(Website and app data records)
====

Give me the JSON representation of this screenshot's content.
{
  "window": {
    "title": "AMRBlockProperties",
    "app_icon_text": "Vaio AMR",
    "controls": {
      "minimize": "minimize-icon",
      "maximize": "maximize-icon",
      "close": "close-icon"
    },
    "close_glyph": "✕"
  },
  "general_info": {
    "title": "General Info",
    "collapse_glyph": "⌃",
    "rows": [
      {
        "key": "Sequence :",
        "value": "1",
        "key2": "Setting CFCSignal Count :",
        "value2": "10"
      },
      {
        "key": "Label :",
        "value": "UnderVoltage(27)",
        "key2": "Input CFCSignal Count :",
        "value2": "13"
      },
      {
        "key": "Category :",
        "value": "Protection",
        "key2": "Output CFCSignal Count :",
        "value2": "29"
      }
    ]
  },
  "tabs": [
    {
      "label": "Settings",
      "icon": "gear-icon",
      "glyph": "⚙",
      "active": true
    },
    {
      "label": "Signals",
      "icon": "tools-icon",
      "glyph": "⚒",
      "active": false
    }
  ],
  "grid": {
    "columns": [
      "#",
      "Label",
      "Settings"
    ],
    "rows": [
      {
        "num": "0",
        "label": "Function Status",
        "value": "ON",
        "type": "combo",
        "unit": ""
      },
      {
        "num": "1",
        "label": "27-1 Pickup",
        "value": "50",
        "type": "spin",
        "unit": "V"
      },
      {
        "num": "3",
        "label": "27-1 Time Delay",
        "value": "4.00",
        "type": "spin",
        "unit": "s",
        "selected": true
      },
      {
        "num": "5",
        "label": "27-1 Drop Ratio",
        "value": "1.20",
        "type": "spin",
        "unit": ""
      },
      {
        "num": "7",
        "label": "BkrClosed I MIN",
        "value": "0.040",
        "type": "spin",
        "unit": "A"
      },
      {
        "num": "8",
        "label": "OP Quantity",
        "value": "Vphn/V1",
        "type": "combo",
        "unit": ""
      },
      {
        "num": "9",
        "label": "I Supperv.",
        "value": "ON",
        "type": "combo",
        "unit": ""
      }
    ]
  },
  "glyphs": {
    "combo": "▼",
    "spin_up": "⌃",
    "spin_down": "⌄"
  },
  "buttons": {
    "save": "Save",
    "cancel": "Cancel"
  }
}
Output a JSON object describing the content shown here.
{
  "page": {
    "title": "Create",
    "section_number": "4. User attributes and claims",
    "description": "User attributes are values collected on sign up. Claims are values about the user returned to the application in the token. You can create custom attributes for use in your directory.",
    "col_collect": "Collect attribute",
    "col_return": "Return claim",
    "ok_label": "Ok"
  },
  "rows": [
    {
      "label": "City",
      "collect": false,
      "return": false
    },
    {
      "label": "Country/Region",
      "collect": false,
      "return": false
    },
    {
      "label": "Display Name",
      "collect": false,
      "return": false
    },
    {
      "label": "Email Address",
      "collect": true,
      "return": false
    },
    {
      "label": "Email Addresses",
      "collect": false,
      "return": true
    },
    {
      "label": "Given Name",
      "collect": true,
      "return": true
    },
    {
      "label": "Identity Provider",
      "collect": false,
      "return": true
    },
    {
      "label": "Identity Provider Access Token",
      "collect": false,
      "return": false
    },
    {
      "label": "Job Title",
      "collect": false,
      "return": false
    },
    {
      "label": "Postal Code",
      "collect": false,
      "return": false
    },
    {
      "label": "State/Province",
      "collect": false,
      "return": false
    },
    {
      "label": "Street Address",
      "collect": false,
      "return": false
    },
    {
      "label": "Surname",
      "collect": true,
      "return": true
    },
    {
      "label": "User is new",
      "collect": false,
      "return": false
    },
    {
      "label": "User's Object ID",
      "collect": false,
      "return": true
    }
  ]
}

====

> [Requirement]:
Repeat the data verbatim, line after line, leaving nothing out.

> [Solved exercise]:
Give me the JSON representation of this screenshot's content.
{
  "window": {
    "title": "AMRBlockProperties",
    "app_icon_text": "Vaio AMR",
    "controls": {
      "minimize": "minimize-icon",
      "maximize": "maximize-icon",
      "close": "close-icon"
    },
    "close_glyph": "✕"
  },
  "general_info": {
    "title": "General Info",
    "collapse_glyph": "⌃",
    "rows": [
      {
        "key": "Sequence :",
        "value": "1",
        "key2": "Setting CFCSignal Count :",
        "value2": "10"
      },
      {
        "key": "Label :",
        "value": "UnderVoltage(27)",
        "key2": "Input CFCSignal Count :",
        "value2": "13"
      },
      {
        "key": "Category :",
        "value": "Protection",
        "key2": "Output CFCSignal Count :",
        "value2": "29"
      }
    ]
  },
  "tabs": [
    {
      "label": "Settings",
      "icon": "gear-icon",
      "glyph": "⚙",
      "active": true
    },
    {
      "label": "Signals",
      "icon": "tools-icon",
      "glyph": "⚒",
      "active": false
    }
  ],
  "grid": {
    "columns": [
      "#",
      "Label",
      "Settings"
    ],
    "rows": [
      {
        "num": "0",
        "label": "Function Status",
        "value": "ON",
        "type": "combo",
        "unit": ""
      },
      {
        "num": "1",
        "label": "27-1 Pickup",
        "value": "50",
        "type": "spin",
        "unit": "V"
      },
      {
        "num": "3",
        "label": "27-1 Time Delay",
        "value": "4.00",
        "type": "spin",
        "unit": "s",
        "selected": true
      },
      {
        "num": "5",
        "label": "27-1 Drop Ratio",
        "value": "1.20",
        "type": "spin",
        "unit": ""
      },
      {
        "num": "7",
        "label": "BkrClosed I MIN",
        "value": "0.040",
        "type": "spin",
        "unit": "A"
      },
      {
        "num": "8",
        "label": "OP Quantity",
        "value": "Vphn/V1",
        "type": "combo",
        "unit": ""
      },
      {
        "num": "9",
        "label": "I Supperv.",
        "value": "ON",
        "type": "combo",
        "unit": ""
      }
    ]
  },
  "glyphs": {
    "combo": "▼",
    "spin_up": "⌃",
    "spin_down": "⌄"
  },
  "buttons": {
    "save": "Save",
    "cancel": "Cancel"
  }
}
Output a JSON object describing the content shown here.
{
  "page": {
    "title": "Create",
    "section_number": "4. User attributes and claims",
    "description": "User attributes are values collected on sign up. Claims are values about the user returned to the application in the token. You can create custom attributes for use in your directory.",
    "col_collect": "Collect attribute",
    "col_return": "Return claim",
    "ok_label": "Ok"
  },
  "rows": [
    {
      "label": "City",
      "collect": false,
      "return": false
    },
    {
      "label": "Country/Region",
      "collect": false,
      "return": false
    },
    {
      "label": "Display Name",
      "collect": false,
      "return": false
    },
    {
      "label": "Email Address",
      "collect": true,
      "return": false
    },
    {
      "label": "Email Addresses",
      "collect": false,
      "return": true
    },
    {
      "label": "Given Name",
      "collect": true,
      "return": true
    },
    {
      "label": "Identity Provider",
      "collect": false,
      "return": true
    },
    {
      "label": "Identity Provider Access Token",
      "collect": false,
      "return": false
    },
    {
      "label": "Job Title",
      "collect": false,
      "return": false
    },
    {
      "label": "Postal Code",
      "collect": false,
      "return": false
    },
    {
      "label": "State/Province",
      "collect": false,
      "return": false
    },
    {
      "label": "Street Address",
      "collect": false,
      "return": false
    },
    {
      "label": "Surname",
      "collect": true,
      "return": true
    },
    {
      "label": "User is new",
      "collect": false,
      "return": false
    },
    {
      "label": "User's Object ID",
      "collect": false,
      "return": true
    }
  ]
}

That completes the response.